> _SOURCE RECORDS_

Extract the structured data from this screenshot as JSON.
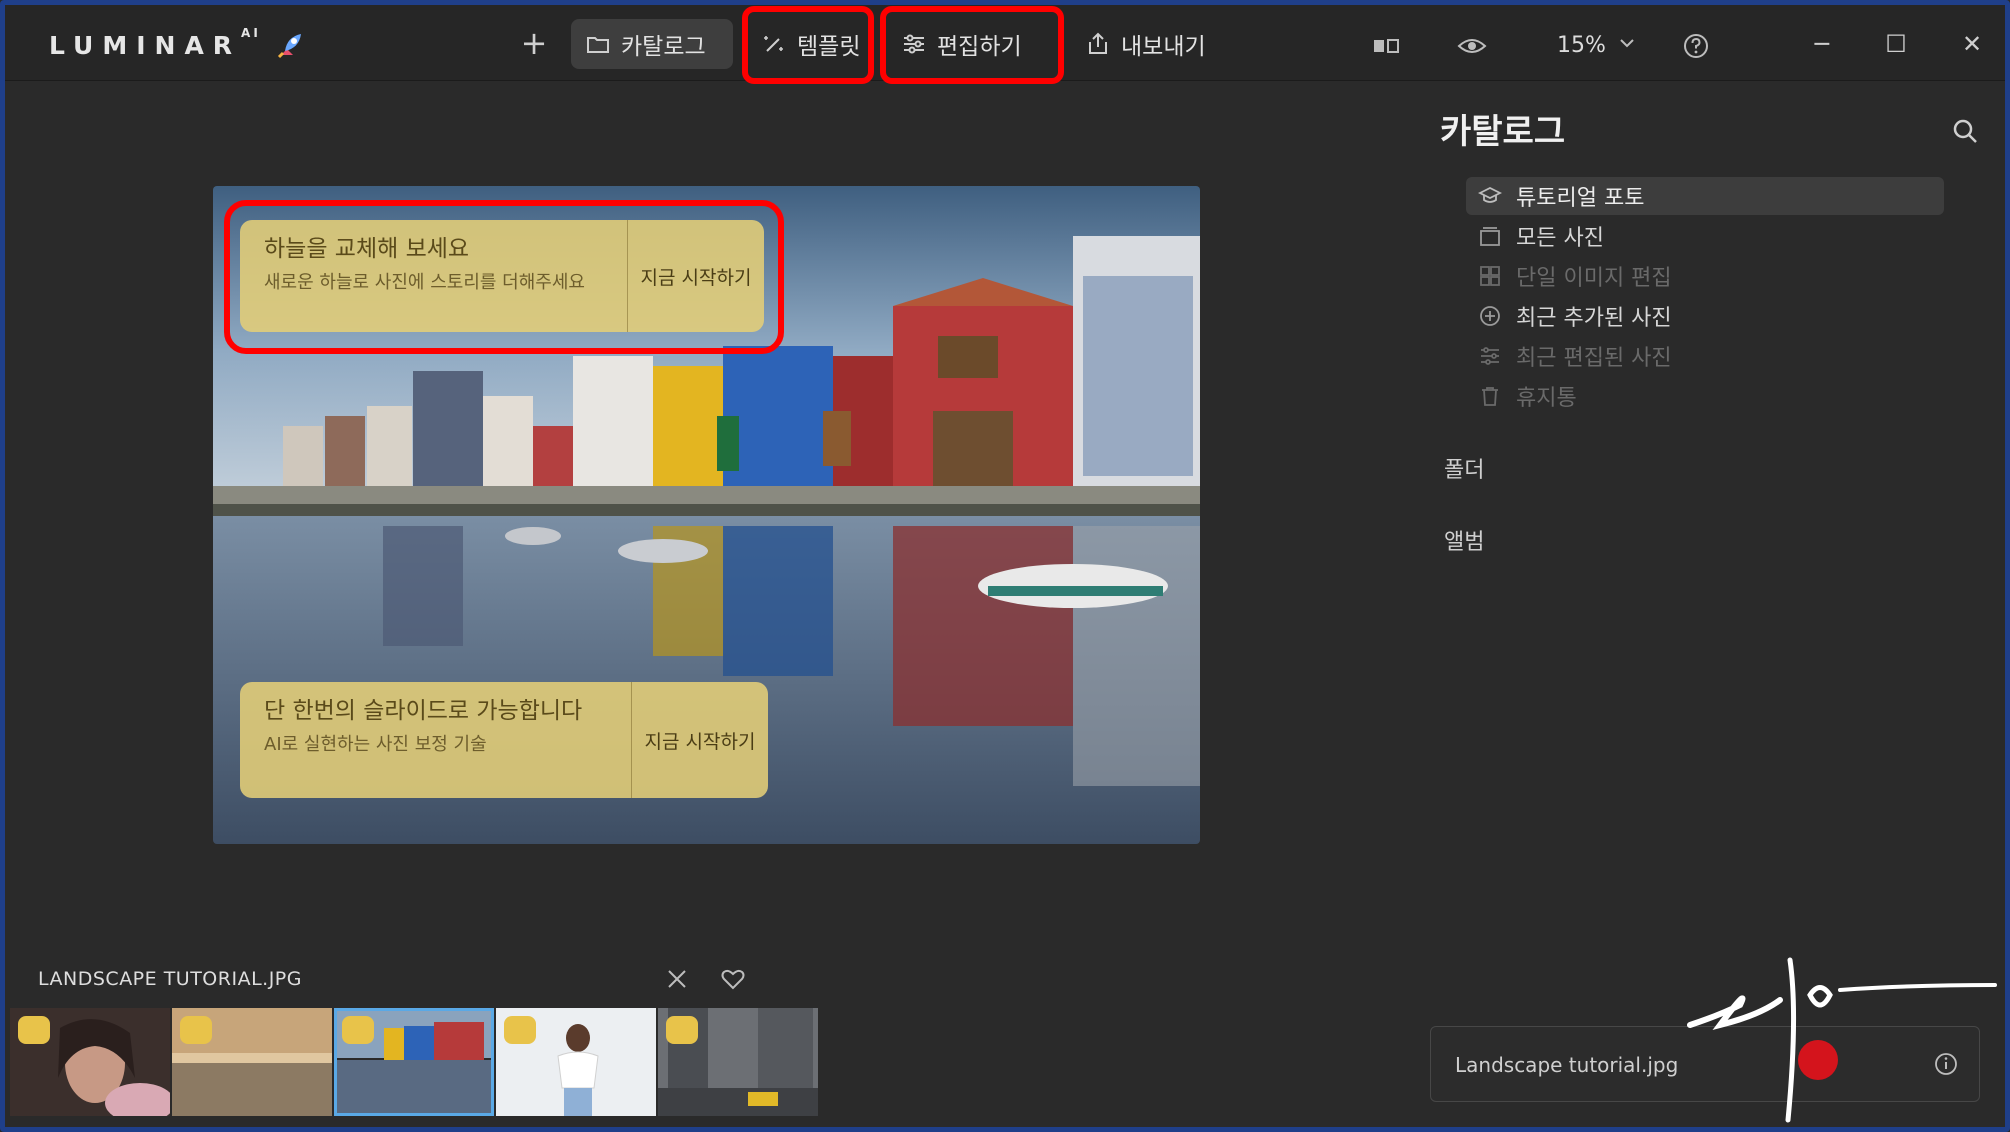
{
  "app": {
    "logo": "LUMINAR",
    "logo_sup": "AI"
  },
  "toolbar": {
    "tabs": [
      {
        "label": "카탈로그",
        "icon": "folder-icon"
      },
      {
        "label": "템플릿",
        "icon": "magic-wand-icon"
      },
      {
        "label": "편집하기",
        "icon": "sliders-icon"
      },
      {
        "label": "내보내기",
        "icon": "export-icon"
      }
    ],
    "zoom": "15%"
  },
  "photo": {
    "card1": {
      "title": "하늘을 교체해 보세요",
      "subtitle": "새로운 하늘로 사진에 스토리를 더해주세요",
      "cta": "지금 시작하기"
    },
    "card2": {
      "title": "단 한번의 슬라이드로 가능합니다",
      "subtitle": "AI로 실현하는 사진 보정 기술",
      "cta": "지금 시작하기"
    }
  },
  "panel": {
    "title": "카탈로그",
    "items": [
      {
        "label": "튜토리얼 포토",
        "icon": "graduation-cap-icon",
        "state": "active"
      },
      {
        "label": "모든 사진",
        "icon": "photos-icon",
        "state": "on"
      },
      {
        "label": "단일 이미지 편집",
        "icon": "grid-icon",
        "state": "dim"
      },
      {
        "label": "최근 추가된 사진",
        "icon": "plus-circle-icon",
        "state": "on"
      },
      {
        "label": "최근 편집된 사진",
        "icon": "sliders-icon",
        "state": "dim"
      },
      {
        "label": "휴지통",
        "icon": "trash-icon",
        "state": "dim"
      }
    ],
    "sections": [
      "폴더",
      "앨범"
    ]
  },
  "filmstrip": {
    "title": "LANDSCAPE TUTORIAL.JPG",
    "selected_index": 2
  },
  "infobox": {
    "filename": "Landscape tutorial.jpg"
  },
  "colors": {
    "highlight": "#ff0000",
    "accent": "#5aa9e6",
    "card": "#e4ce78",
    "frame": "#1f3f8a"
  }
}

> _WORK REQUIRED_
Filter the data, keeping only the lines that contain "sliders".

> _OUTPUT OF THE EXERCISE_
        "icon": "sliders-icon"
        "icon": "sliders-icon",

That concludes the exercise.